Stanford University is coming up with an online course on Statistics in Medicine. This course focuses on providing a firm base regarding the foundations of probability and statistics.
Topics that are included in this course are:
-Describing data (types of data, data visualization, and descriptive statistics)
– Statistical inference (probability, probability distributions, sampling theory, hypothesis testing, confidence intervals, pitfalls of p-values)
– Specific statistical tests (ttest, ANOVA, linear correlation, non-parametric tests, relative risks, Chi-square test, exact tests, linear regression, logistic regression, survival analysis; how to choose the right statistical test).
Through this course students will be able to analyze their own data, will learn how to choose the correct statistical test and how to avoid common statistical pitfalls. Optional modules cover advanced math topics and basic data analysis in R.
On scoring 60% marks students will pass this course and those who obtain 90% marks will receive a certificate with distinction.
MedStats will start from 24 June, 2014.
Duration of the Course
Students are required to contribute 8 to 12 hours of work per week.
This course will teach students about statistics in medicine.
Students will learn from the real examples of medical literature and popular press. Teasers will be shown in the starting of every week. Through this process students will learn how to read, interpret, and critically evaluate the statistics in medical studies.
-Week 1 – Descriptive statistics and looking at data

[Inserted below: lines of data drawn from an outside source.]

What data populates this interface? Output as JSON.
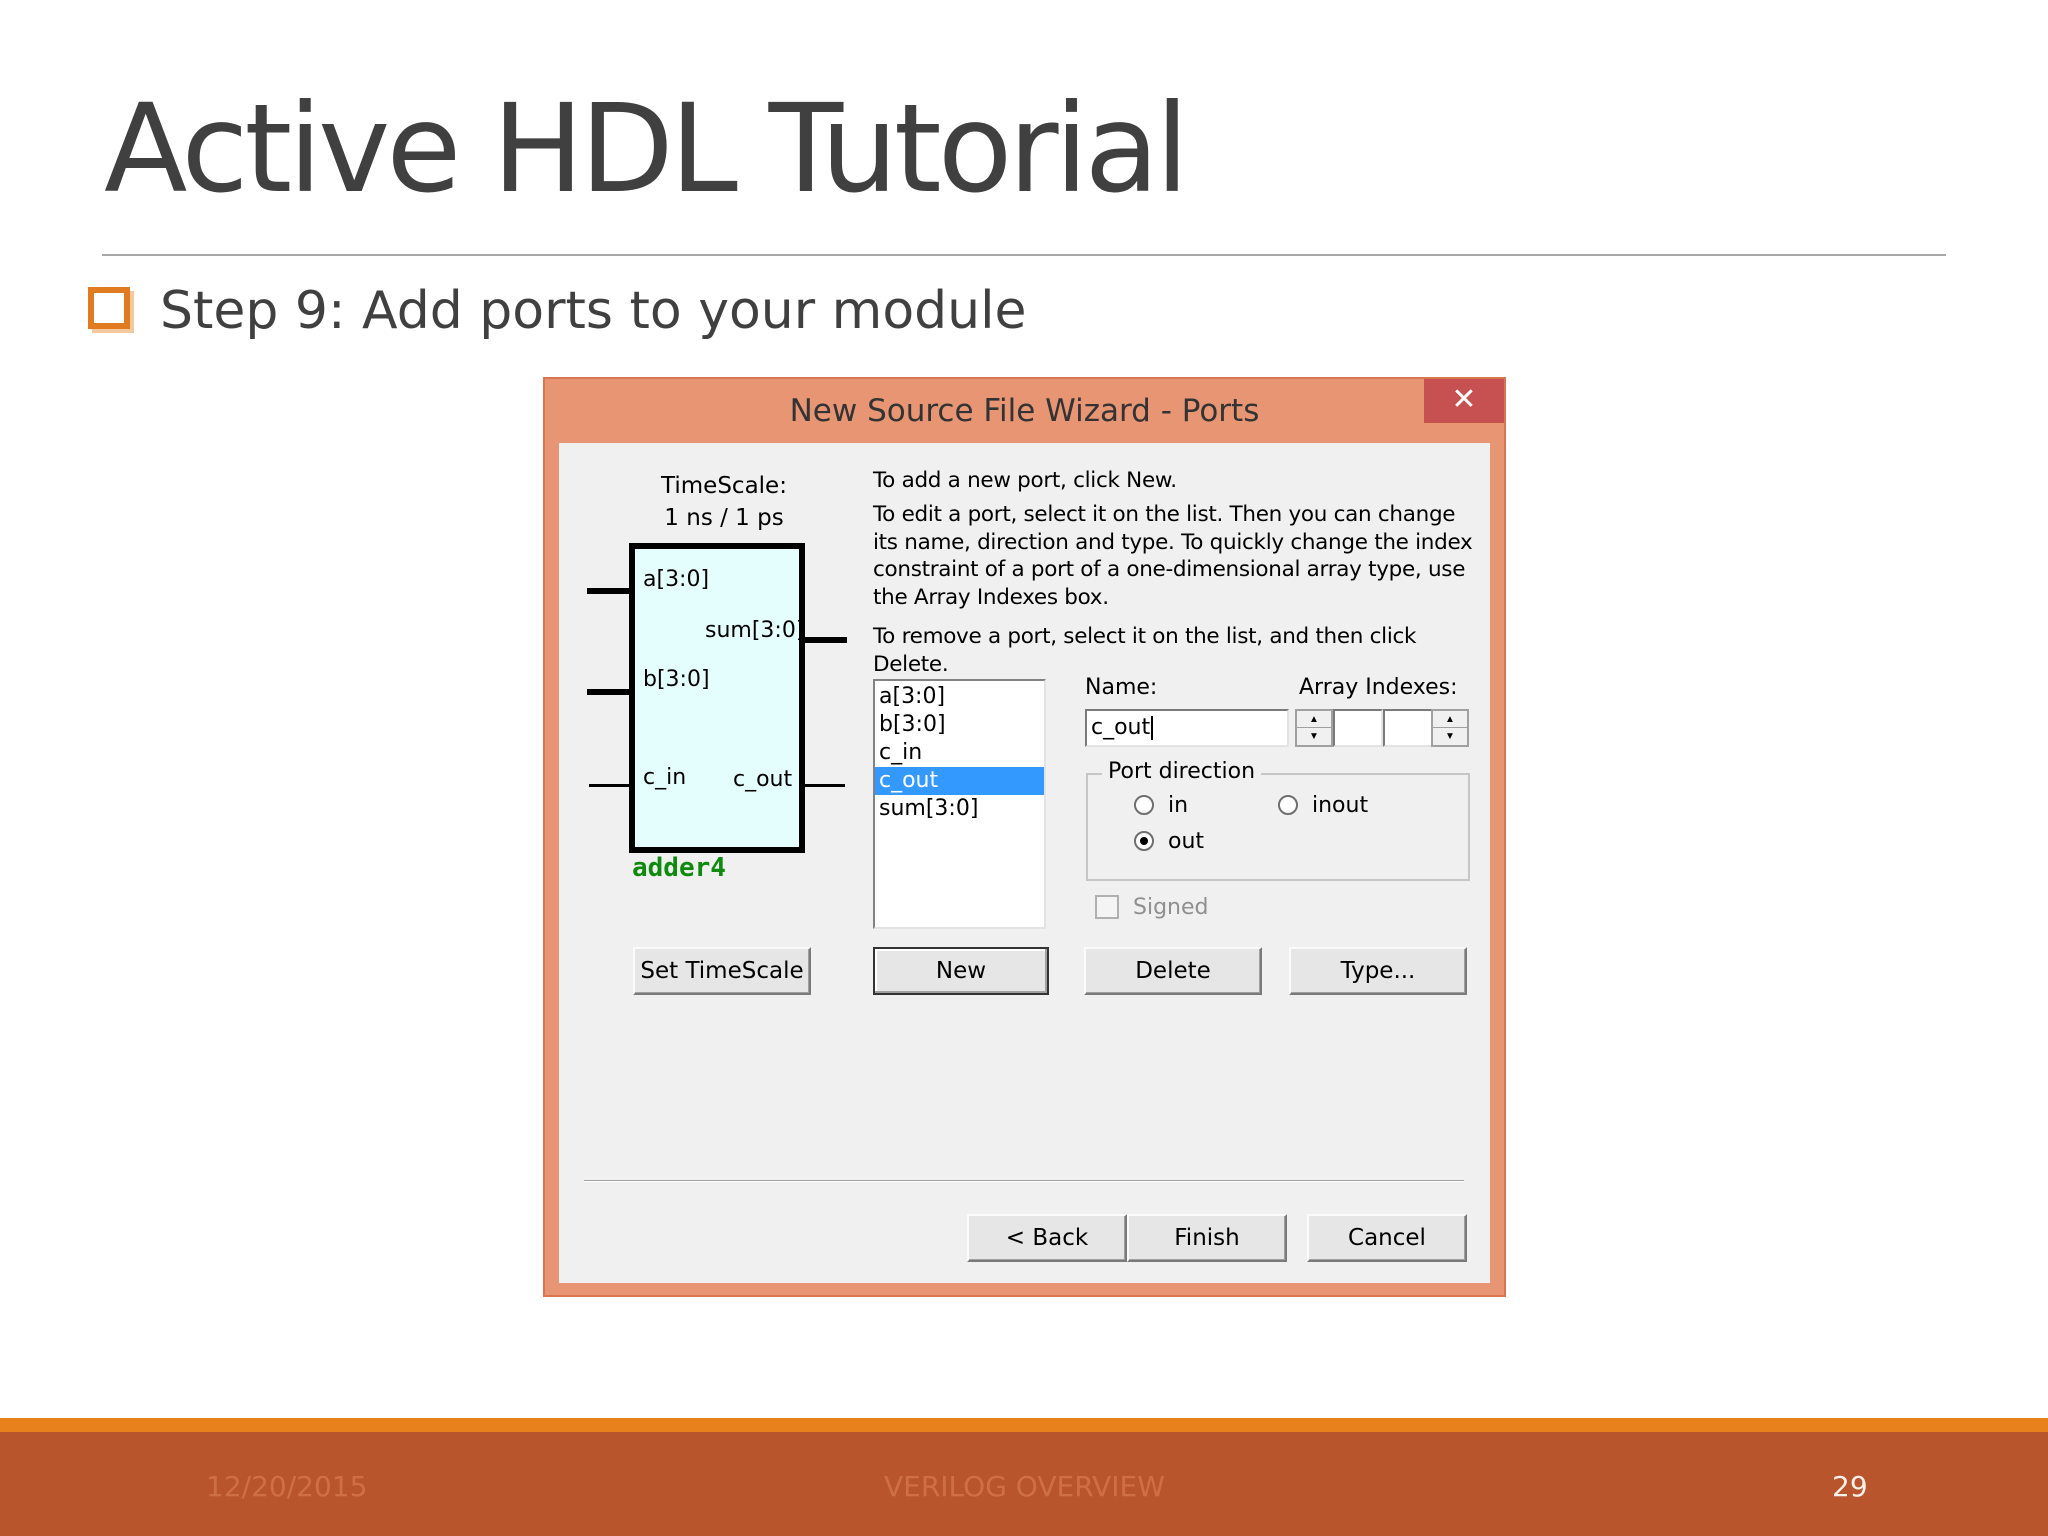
{
  "slide": {
    "title": "Active HDL Tutorial",
    "step": "Step 9: Add ports to your module",
    "footer_date": "12/20/2015",
    "footer_center": "VERILOG OVERVIEW",
    "page_number": "29"
  },
  "dialog": {
    "title": "New Source File Wizard - Ports",
    "close": "✕",
    "timescale_label": "TimeScale:",
    "timescale_value": "1 ns / 1 ps",
    "symbol": {
      "pins": {
        "a": "a[3:0]",
        "sum": "sum[3:0]",
        "b": "b[3:0]",
        "c_in": "c_in",
        "c_out": "c_out"
      },
      "module_name": "adder4"
    },
    "instructions": {
      "p1": "To add a new port, click New.",
      "p2": "To edit a port, select it on the list. Then you can change\nits name, direction and type. To quickly change the index\nconstraint of a port of a one-dimensional array type, use\nthe Array Indexes box.",
      "p3": "To remove a port, select it on the list, and then click\nDelete."
    },
    "ports": [
      "a[3:0]",
      "b[3:0]",
      "c_in",
      "c_out",
      "sum[3:0]"
    ],
    "selected_port": "c_out",
    "name_label": "Name:",
    "name_value": "c_out",
    "array_indexes_label": "Array Indexes:",
    "port_direction": {
      "legend": "Port direction",
      "options": {
        "in": "in",
        "inout": "inout",
        "out": "out"
      },
      "selected": "out"
    },
    "signed_label": "Signed",
    "buttons": {
      "set_timescale": "Set TimeScale",
      "new": "New",
      "delete": "Delete",
      "type": "Type...",
      "back": "< Back",
      "finish": "Finish",
      "cancel": "Cancel"
    }
  },
  "colors": {
    "accent": "#e8801c",
    "footer": "#b9552c",
    "dialog_frame": "#e89574",
    "selection": "#3399ff",
    "module_name": "#0f8a0f"
  }
}
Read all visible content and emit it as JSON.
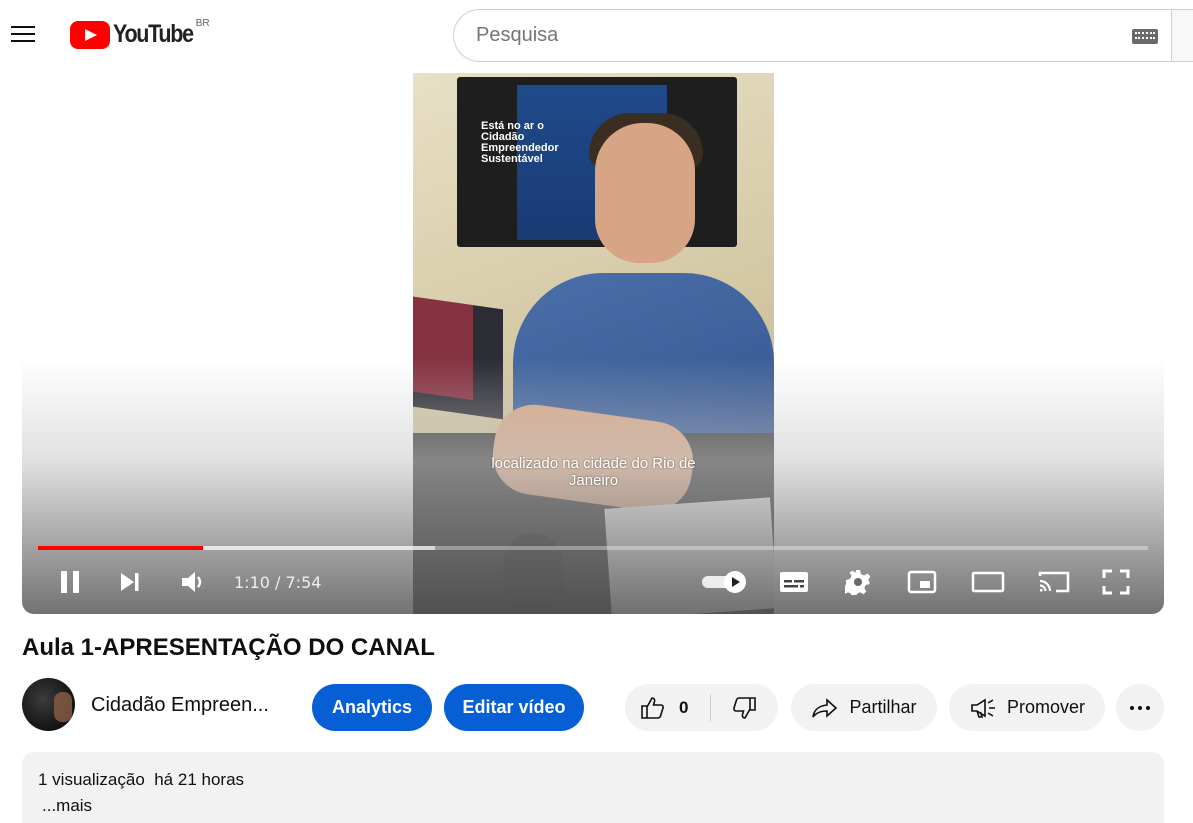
{
  "header": {
    "logo_text": "YouTube",
    "region": "BR",
    "search_placeholder": "Pesquisa"
  },
  "player": {
    "caption_line1": "localizado na cidade do Rio de",
    "caption_line2": "Janeiro",
    "tv_text": "Está no ar o Cidadão Empreendedor Sustentável",
    "time_display": "1:10 / 7:54",
    "progress_played_fraction": 0.149,
    "progress_loaded_fraction": 0.358
  },
  "video": {
    "title": "Aula 1-APRESENTAÇÃO DO CANAL"
  },
  "owner": {
    "channel_name": "Cidadão Empreen...",
    "analytics_label": "Analytics",
    "edit_label": "Editar vídeo"
  },
  "actions": {
    "like_count": "0",
    "share_label": "Partilhar",
    "promote_label": "Promover"
  },
  "description": {
    "meta": "1 visualização  há 21 horas",
    "more": "...mais"
  },
  "colors": {
    "brand_red": "#ff0000",
    "accent_blue": "#065fd4",
    "pill_gray": "#f2f2f2"
  }
}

-Week 2 – Review of study designs; measures of disease risk and association
-Week 3 – Probability, Bayes’ Rule, Diagnostic Testing
-Week 4 – Probability distributions
-Week 5 – Statistical inference (confidence intervals and hypothesis testing)
-Week 6 – P-value pitfalls; types I and type II error; statistical power; overview of statistical tests
-Week 7 – Tests for comparing groups (unadjusted); introduction to survival analysis
-Week 8 – Regression analysis; linear correlation and regression
-Week 9 – Logistic regression and Cox regression
Students those who are familiar with few mathematical tools like summation sign, factorial, natural log, exponential and the equation of a line can apply for this course.
About the Instructor
She is a clinical assistant professor at Stanford University. She received her MS in statistics and her PhD in epidemiology from Stanford University.
Michael Hurley (TA)
He completed his Bachelor’s degree in Materials Science and Engineering from MIT in 2010, and a Masters degree in Clinical Epidemiology at Stanford University in 2012. He is currently a first year medical student at Stanford.
Rajhansa Sridhara (TA)
He completed his Bachelors and Masters in Aerospace Engineering from the Indian Institute of Technology, Bombay in 2011. In Stanford, Rajhansa is a tutor for learning-disabled students through the Office of Accessible Education.
Michael McAuliffe (Instructional Technologist)
He is an Instructional Technologist in EdTech, IRT for the Stanford University School of Medicine.
Follow the Stanford University’s page for more information